**INFORMATION SHOWN:**
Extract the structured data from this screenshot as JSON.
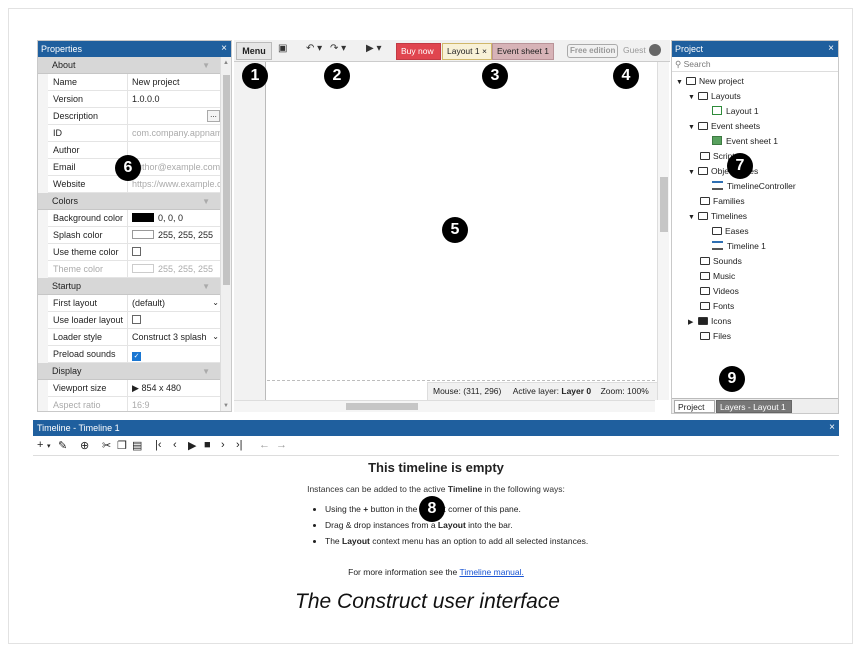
{
  "properties": {
    "title": "Properties",
    "close": "×",
    "sections": [
      {
        "label": "About",
        "rows": [
          {
            "key": "Name",
            "value": "New project"
          },
          {
            "key": "Version",
            "value": "1.0.0.0"
          },
          {
            "key": "Description",
            "value": "",
            "button": "..."
          },
          {
            "key": "ID",
            "value": "com.company.appname",
            "grey": true
          },
          {
            "key": "Author",
            "value": ""
          },
          {
            "key": "Email",
            "value": "author@example.com",
            "grey": true
          },
          {
            "key": "Website",
            "value": "https://www.example.com",
            "grey": true
          }
        ]
      },
      {
        "label": "Colors",
        "rows": [
          {
            "key": "Background color",
            "value": "0, 0, 0"
          },
          {
            "key": "Splash color",
            "value": "255, 255, 255"
          },
          {
            "key": "Use theme color",
            "value": ""
          },
          {
            "key": "Theme color",
            "value": "255, 255, 255"
          }
        ]
      },
      {
        "label": "Startup",
        "rows": [
          {
            "key": "First layout",
            "value": "(default)"
          },
          {
            "key": "Use loader layout",
            "value": ""
          },
          {
            "key": "Loader style",
            "value": "Construct 3 splash"
          },
          {
            "key": "Preload sounds",
            "value": ""
          }
        ]
      },
      {
        "label": "Display",
        "rows": [
          {
            "key": "Viewport size",
            "value": "854 x 480"
          },
          {
            "key": "Aspect ratio",
            "value": "16:9"
          }
        ]
      }
    ],
    "colors": {
      "background": "#000000",
      "splash": "#ffffff",
      "theme": "#ffffff"
    },
    "preload_sounds_checked": true
  },
  "toolbar": {
    "menu": "Menu",
    "tabs": [
      {
        "label": "Buy now"
      },
      {
        "label": "Layout 1",
        "close": "×"
      },
      {
        "label": "Event sheet 1",
        "close": "×"
      }
    ],
    "free_edition": "Free edition",
    "guest": "Guest"
  },
  "layout_view": {
    "status": {
      "mouse": "Mouse: (311, 296)",
      "active_layer_label": "Active layer:",
      "active_layer": "Layer 0",
      "zoom": "Zoom: 100%"
    }
  },
  "project": {
    "title": "Project",
    "close": "×",
    "search_placeholder": "Search",
    "tree": {
      "root": "New project",
      "layouts": "Layouts",
      "layout_1": "Layout 1",
      "event_sheets": "Event sheets",
      "event_sheet_1": "Event sheet 1",
      "scripts": "Scripts",
      "object_types": "Object types",
      "timeline_controller": "TimelineController",
      "families": "Families",
      "timelines": "Timelines",
      "eases": "Eases",
      "timeline_1": "Timeline 1",
      "sounds": "Sounds",
      "music": "Music",
      "videos": "Videos",
      "fonts": "Fonts",
      "icons": "Icons",
      "files": "Files"
    },
    "bottom_tabs": [
      {
        "label": "Project",
        "close": "×"
      },
      {
        "label": "Layers - Layout 1",
        "close": "×"
      }
    ]
  },
  "timeline": {
    "title": "Timeline - Timeline 1",
    "close": "×",
    "heading": "This timeline is empty",
    "intro_pre": "Instances can be added to the active ",
    "intro_bold": "Timeline",
    "intro_post": " in the following ways:",
    "bullets": [
      {
        "pre": "Using the ",
        "bold": "+",
        "post": " button in the top-left corner of this pane."
      },
      {
        "pre": "Drag & drop instances from a ",
        "bold": "Layout",
        "post": " into the bar."
      },
      {
        "pre": "The ",
        "bold": "Layout",
        "post": " context menu has an option to add all selected instances."
      }
    ],
    "more_pre": "For more information see the ",
    "more_link": "Timeline manual."
  },
  "caption": "The Construct user interface",
  "markers": [
    "1",
    "2",
    "3",
    "4",
    "5",
    "6",
    "7",
    "8",
    "9"
  ],
  "icons": {
    "save": "save-icon",
    "undo": "undo-icon",
    "redo": "redo-icon",
    "play": "play-icon",
    "user": "user-icon",
    "search": "search-icon",
    "folder": "folder-icon"
  }
}
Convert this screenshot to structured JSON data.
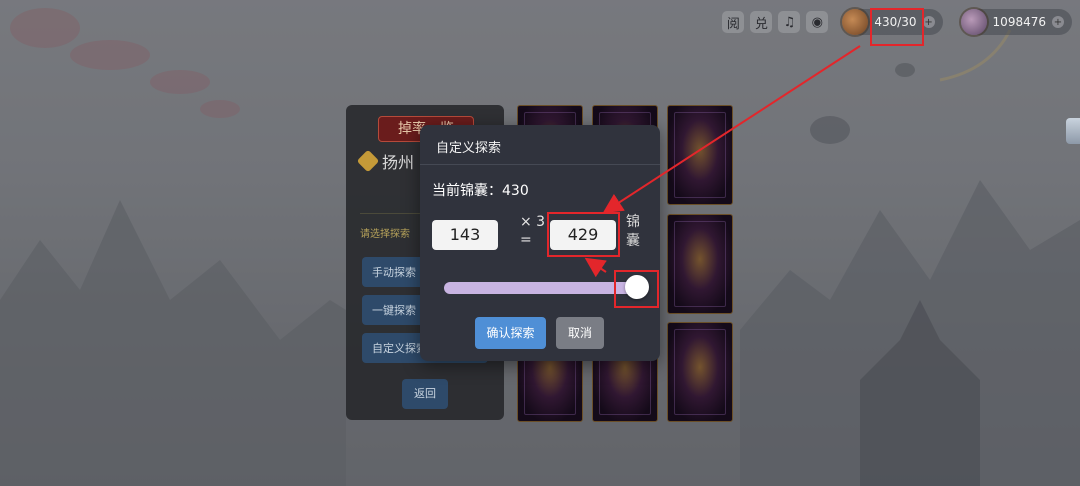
{
  "topbar": {
    "icons": [
      "news-icon",
      "exchange-icon",
      "music-icon",
      "eye-icon"
    ],
    "icon_glyphs": [
      "阅",
      "兑",
      "♫",
      "◉"
    ],
    "pouch_count": "430/30",
    "currency_amount": "1098476",
    "plus": "+"
  },
  "left_panel": {
    "title": "掉率一览",
    "location": "扬州",
    "hint": "请选择探索",
    "buttons": [
      "手动探索",
      "一键探索",
      "自定义探索"
    ],
    "back": "返回"
  },
  "dialog": {
    "title": "自定义探索",
    "current_label": "当前锦囊：430",
    "quantity_value": "143",
    "multiplier": "× 3",
    "equals": "=",
    "total_value": "429",
    "unit": "锦囊",
    "slider_fraction": 1.0,
    "confirm": "确认探索",
    "cancel": "取消"
  },
  "colors": {
    "annotation": "#e3262b",
    "confirm_button": "#4f8fd6",
    "cancel_button": "#7a7d85",
    "slider_track": "#c8b4e2",
    "dialog_bg": "#30333d"
  }
}
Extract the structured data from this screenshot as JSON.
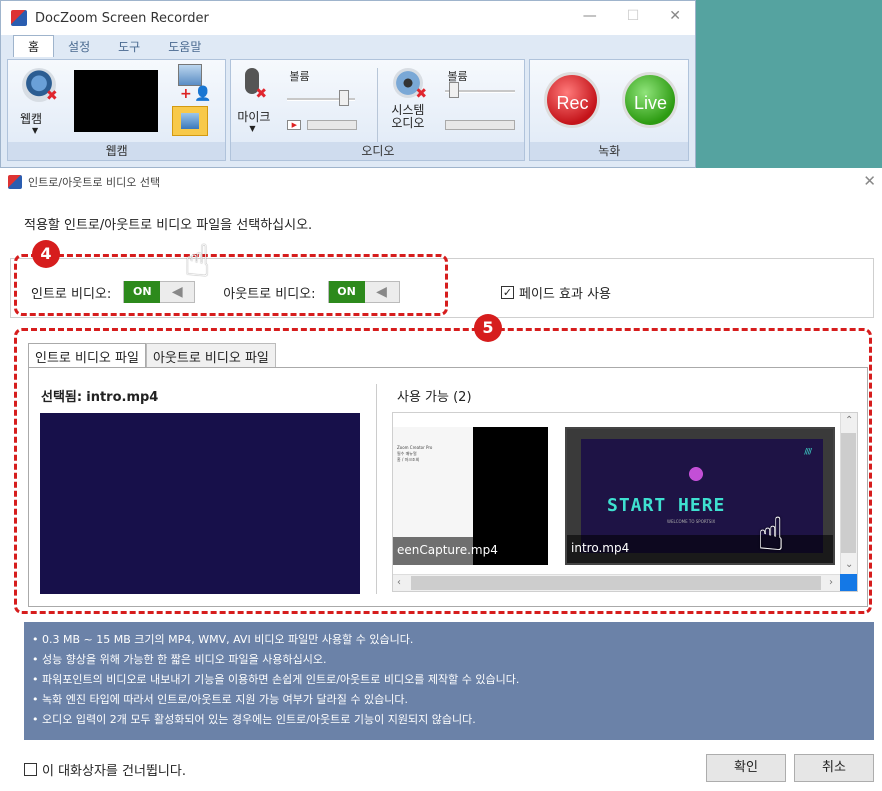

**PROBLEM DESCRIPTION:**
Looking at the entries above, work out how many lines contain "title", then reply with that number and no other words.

**OUTPUT OF THE TASK:**
5